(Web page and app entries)
::::::

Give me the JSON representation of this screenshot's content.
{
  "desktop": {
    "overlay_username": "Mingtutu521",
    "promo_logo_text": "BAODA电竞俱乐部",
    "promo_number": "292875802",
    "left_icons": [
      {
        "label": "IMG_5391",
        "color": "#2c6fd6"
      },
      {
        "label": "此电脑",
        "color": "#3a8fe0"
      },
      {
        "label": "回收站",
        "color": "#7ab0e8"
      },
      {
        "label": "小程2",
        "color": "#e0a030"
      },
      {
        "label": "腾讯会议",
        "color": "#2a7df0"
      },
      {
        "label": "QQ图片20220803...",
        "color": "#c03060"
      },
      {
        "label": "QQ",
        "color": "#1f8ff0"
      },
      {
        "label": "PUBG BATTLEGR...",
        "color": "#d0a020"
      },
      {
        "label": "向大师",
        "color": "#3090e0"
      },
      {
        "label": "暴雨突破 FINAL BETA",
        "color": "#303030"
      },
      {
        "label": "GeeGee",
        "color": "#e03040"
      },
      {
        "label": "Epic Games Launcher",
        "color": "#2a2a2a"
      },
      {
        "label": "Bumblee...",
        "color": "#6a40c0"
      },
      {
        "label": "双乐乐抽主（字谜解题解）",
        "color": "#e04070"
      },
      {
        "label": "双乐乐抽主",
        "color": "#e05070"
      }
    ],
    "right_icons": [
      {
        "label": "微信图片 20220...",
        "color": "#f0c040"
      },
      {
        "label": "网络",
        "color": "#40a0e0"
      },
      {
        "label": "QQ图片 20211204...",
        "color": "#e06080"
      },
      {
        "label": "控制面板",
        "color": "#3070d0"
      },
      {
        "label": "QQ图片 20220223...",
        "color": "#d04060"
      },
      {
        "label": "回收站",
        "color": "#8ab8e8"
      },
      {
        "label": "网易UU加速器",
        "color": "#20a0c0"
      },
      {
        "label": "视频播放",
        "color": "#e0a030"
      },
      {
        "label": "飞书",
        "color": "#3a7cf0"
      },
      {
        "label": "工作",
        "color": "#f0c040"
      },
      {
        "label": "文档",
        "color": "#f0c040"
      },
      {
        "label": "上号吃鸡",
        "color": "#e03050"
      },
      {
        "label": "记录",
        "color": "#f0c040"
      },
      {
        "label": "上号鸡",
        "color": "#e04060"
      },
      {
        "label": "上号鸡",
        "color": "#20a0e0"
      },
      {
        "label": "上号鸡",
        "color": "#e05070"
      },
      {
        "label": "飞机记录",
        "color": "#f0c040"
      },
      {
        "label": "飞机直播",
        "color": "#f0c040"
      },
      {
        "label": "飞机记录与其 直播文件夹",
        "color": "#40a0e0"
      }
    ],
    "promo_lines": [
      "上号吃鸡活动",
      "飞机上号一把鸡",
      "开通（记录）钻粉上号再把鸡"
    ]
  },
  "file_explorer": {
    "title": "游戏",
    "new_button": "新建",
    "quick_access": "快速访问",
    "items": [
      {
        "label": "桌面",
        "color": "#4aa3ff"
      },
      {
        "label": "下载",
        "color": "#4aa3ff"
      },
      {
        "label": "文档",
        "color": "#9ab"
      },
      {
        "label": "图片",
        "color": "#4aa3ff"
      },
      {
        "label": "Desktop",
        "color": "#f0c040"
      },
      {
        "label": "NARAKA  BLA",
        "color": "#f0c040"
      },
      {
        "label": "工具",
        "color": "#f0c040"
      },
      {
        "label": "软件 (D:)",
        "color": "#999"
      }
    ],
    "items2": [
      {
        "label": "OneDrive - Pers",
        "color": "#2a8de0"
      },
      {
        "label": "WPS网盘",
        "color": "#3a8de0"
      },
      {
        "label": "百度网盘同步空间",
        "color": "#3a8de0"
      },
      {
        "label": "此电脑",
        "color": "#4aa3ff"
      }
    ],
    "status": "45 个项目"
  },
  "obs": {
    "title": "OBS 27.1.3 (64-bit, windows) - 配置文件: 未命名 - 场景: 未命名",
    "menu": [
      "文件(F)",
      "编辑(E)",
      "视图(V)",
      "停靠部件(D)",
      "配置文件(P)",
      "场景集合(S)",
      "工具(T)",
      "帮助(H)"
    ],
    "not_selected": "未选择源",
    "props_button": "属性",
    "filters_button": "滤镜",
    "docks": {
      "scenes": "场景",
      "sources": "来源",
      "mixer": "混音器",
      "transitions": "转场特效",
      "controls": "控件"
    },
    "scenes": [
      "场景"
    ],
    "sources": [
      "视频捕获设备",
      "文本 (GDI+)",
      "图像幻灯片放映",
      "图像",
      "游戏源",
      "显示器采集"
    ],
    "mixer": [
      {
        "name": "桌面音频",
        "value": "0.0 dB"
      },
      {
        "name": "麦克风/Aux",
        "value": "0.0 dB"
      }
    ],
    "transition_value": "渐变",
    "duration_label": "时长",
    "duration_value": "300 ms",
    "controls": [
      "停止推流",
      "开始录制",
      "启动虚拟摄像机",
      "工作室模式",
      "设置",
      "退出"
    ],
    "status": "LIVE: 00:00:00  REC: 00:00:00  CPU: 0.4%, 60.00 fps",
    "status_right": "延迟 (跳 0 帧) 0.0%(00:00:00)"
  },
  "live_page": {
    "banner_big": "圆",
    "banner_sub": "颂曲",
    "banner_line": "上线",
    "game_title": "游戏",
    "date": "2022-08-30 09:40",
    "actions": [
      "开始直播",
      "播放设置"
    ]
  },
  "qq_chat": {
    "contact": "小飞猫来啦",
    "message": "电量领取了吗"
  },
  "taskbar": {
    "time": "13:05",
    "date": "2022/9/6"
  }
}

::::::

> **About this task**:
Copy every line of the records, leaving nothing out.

> **Solution to the problem**:
Give me the JSON representation of this screenshot's content.
{
  "desktop": {
    "overlay_username": "Mingtutu521",
    "promo_logo_text": "BAODA电竞俱乐部",
    "promo_number": "292875802",
    "left_icons": [
      {
        "label": "IMG_5391",
        "color": "#2c6fd6"
      },
      {
        "label": "此电脑",
        "color": "#3a8fe0"
      },
      {
        "label": "回收站",
        "color": "#7ab0e8"
      },
      {
        "label": "小程2",
        "color": "#e0a030"
      },
      {
        "label": "腾讯会议",
        "color": "#2a7df0"
      },
      {
        "label": "QQ图片20220803...",
        "color": "#c03060"
      },
      {
        "label": "QQ",
        "color": "#1f8ff0"
      },
      {
        "label": "PUBG BATTLEGR...",
        "color": "#d0a020"
      },
      {
        "label": "向大师",
        "color": "#3090e0"
      },
      {
        "label": "暴雨突破 FINAL BETA",
        "color": "#303030"
      },
      {
        "label": "GeeGee",
        "color": "#e03040"
      },
      {
        "label": "Epic Games Launcher",
        "color": "#2a2a2a"
      },
      {
        "label": "Bumblee...",
        "color": "#6a40c0"
      },
      {
        "label": "双乐乐抽主（字谜解题解）",
        "color": "#e04070"
      },
      {
        "label": "双乐乐抽主",
        "color": "#e05070"
      }
    ],
    "right_icons": [
      {
        "label": "微信图片 20220...",
        "color": "#f0c040"
      },
      {
        "label": "网络",
        "color": "#40a0e0"
      },
      {
        "label": "QQ图片 20211204...",
        "color": "#e06080"
      },
      {
        "label": "控制面板",
        "color": "#3070d0"
      },
      {
        "label": "QQ图片 20220223...",
        "color": "#d04060"
      },
      {
        "label": "回收站",
        "color": "#8ab8e8"
      },
      {
        "label": "网易UU加速器",
        "color": "#20a0c0"
      },
      {
        "label": "视频播放",
        "color": "#e0a030"
      },
      {
        "label": "飞书",
        "color": "#3a7cf0"
      },
      {
        "label": "工作",
        "color": "#f0c040"
      },
      {
        "label": "文档",
        "color": "#f0c040"
      },
      {
        "label": "上号吃鸡",
        "color": "#e03050"
      },
      {
        "label": "记录",
        "color": "#f0c040"
      },
      {
        "label": "上号鸡",
        "color": "#e04060"
      },
      {
        "label": "上号鸡",
        "color": "#20a0e0"
      },
      {
        "label": "上号鸡",
        "color": "#e05070"
      },
      {
        "label": "飞机记录",
        "color": "#f0c040"
      },
      {
        "label": "飞机直播",
        "color": "#f0c040"
      },
      {
        "label": "飞机记录与其 直播文件夹",
        "color": "#40a0e0"
      }
    ],
    "promo_lines": [
      "上号吃鸡活动",
      "飞机上号一把鸡",
      "开通（记录）钻粉上号再把鸡"
    ]
  },
  "file_explorer": {
    "title": "游戏",
    "new_button": "新建",
    "quick_access": "快速访问",
    "items": [
      {
        "label": "桌面",
        "color": "#4aa3ff"
      },
      {
        "label": "下载",
        "color": "#4aa3ff"
      },
      {
        "label": "文档",
        "color": "#9ab"
      },
      {
        "label": "图片",
        "color": "#4aa3ff"
      },
      {
        "label": "Desktop",
        "color": "#f0c040"
      },
      {
        "label": "NARAKA  BLA",
        "color": "#f0c040"
      },
      {
        "label": "工具",
        "color": "#f0c040"
      },
      {
        "label": "软件 (D:)",
        "color": "#999"
      }
    ],
    "items2": [
      {
        "label": "OneDrive - Pers",
        "color": "#2a8de0"
      },
      {
        "label": "WPS网盘",
        "color": "#3a8de0"
      },
      {
        "label": "百度网盘同步空间",
        "color": "#3a8de0"
      },
      {
        "label": "此电脑",
        "color": "#4aa3ff"
      }
    ],
    "status": "45 个项目"
  },
  "obs": {
    "title": "OBS 27.1.3 (64-bit, windows) - 配置文件: 未命名 - 场景: 未命名",
    "menu": [
      "文件(F)",
      "编辑(E)",
      "视图(V)",
      "停靠部件(D)",
      "配置文件(P)",
      "场景集合(S)",
      "工具(T)",
      "帮助(H)"
    ],
    "not_selected": "未选择源",
    "props_button": "属性",
    "filters_button": "滤镜",
    "docks": {
      "scenes": "场景",
      "sources": "来源",
      "mixer": "混音器",
      "transitions": "转场特效",
      "controls": "控件"
    },
    "scenes": [
      "场景"
    ],
    "sources": [
      "视频捕获设备",
      "文本 (GDI+)",
      "图像幻灯片放映",
      "图像",
      "游戏源",
      "显示器采集"
    ],
    "mixer": [
      {
        "name": "桌面音频",
        "value": "0.0 dB"
      },
      {
        "name": "麦克风/Aux",
        "value": "0.0 dB"
      }
    ],
    "transition_value": "渐变",
    "duration_label": "时长",
    "duration_value": "300 ms",
    "controls": [
      "停止推流",
      "开始录制",
      "启动虚拟摄像机",
      "工作室模式",
      "设置",
      "退出"
    ],
    "status": "LIVE: 00:00:00  REC: 00:00:00  CPU: 0.4%, 60.00 fps",
    "status_right": "延迟 (跳 0 帧) 0.0%(00:00:00)"
  },
  "live_page": {
    "banner_big": "圆",
    "banner_sub": "颂曲",
    "banner_line": "上线",
    "game_title": "游戏",
    "date": "2022-08-30 09:40",
    "actions": [
      "开始直播",
      "播放设置"
    ]
  },
  "qq_chat": {
    "contact": "小飞猫来啦",
    "message": "电量领取了吗"
  },
  "taskbar": {
    "time": "13:05",
    "date": "2022/9/6"
  }
}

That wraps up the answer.